President Joe Biden will announce steps Monday to improve public safety and justice for Native Americans during the first tribal nations summit since 2016, the White House said.
Leaders from more than 570 tribes in the United States are expected to join the two-day event, with nearly three dozen addressing the gathering. The summit is being held virtually due to the coronavirus pandemic that has affected Native Americans and Alaska Natives at disproportionate rates.
Biden and first lady Jill Biden are set to speak on Monday, with Vice President Kamala Harris to follow on Tuesday. Several members of Biden's Cabinet will also participate.
White House press secretary Jen Psaki said the summit coincides with National Native American Heritage Month and is being hosted by the White House for the first time.
The summit was not held during the previous Trump administration. Past conferences were held at the Interior Department.
Biden will use the summit to announce steps to improve public safety and justice for Native Americans and to protect private lands, treaty rights and sacred places, Psaki said.
American Indians and Alaska Natives are more than twice as likely to be victims of a violent crime, and at least two times more likely to be raped or sexually assaulted compared to other races, according to the Association on American Indian Affairs.
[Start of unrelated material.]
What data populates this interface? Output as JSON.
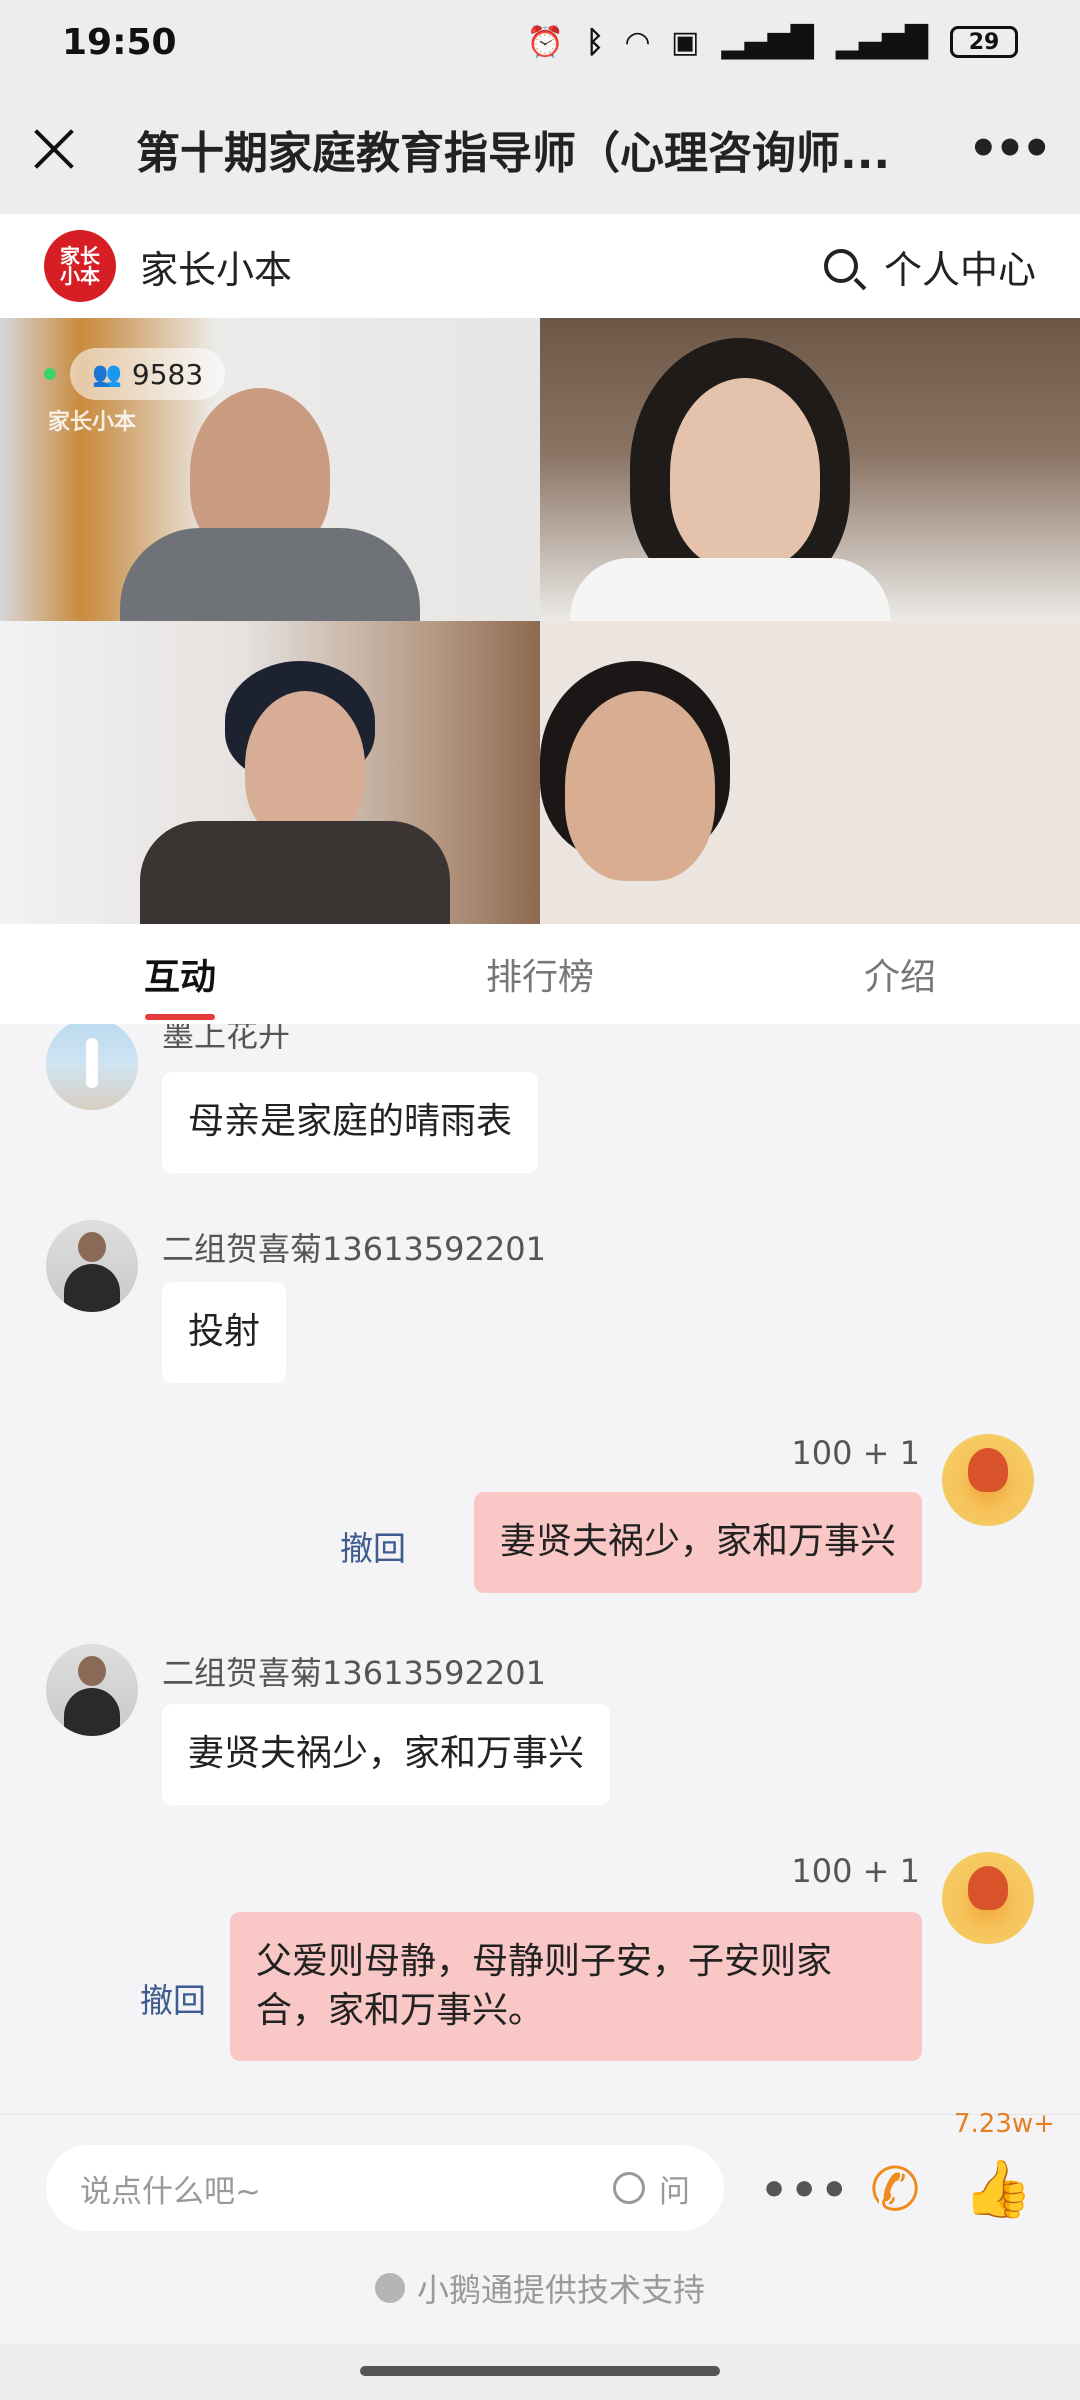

Since taking office in January, Biden has taken several steps that the White House says demonstrate his commitment to tribal nations.
Among them are naming Deb Haaland, a former congresswoman from New Mexico, as the first Native American to lead the Interior Department, the powerful federal agency that has wielded influence over U.S. tribes for generations. Haaland is a member of the Laguna Pueblo.
Biden's coronavirus relief plan included $31 billion for tribal communities, and the administration also has worked closely with tribal leaders to help make COVID-19 vaccination rates among Native Americans among the highest in the country, the White House said.
Biden also recently became the first president to issue a proclamation designating Oct. 11 as Indigenous People's Day, giving a boost to long-standing efforts to refocus the federal holiday celebrating Christopher Columbus toward an appreciation of Native peoples.
Earlier this year, Jill Biden spent two days in April visiting the Navajo Nation's capital in Window Rock, Arizona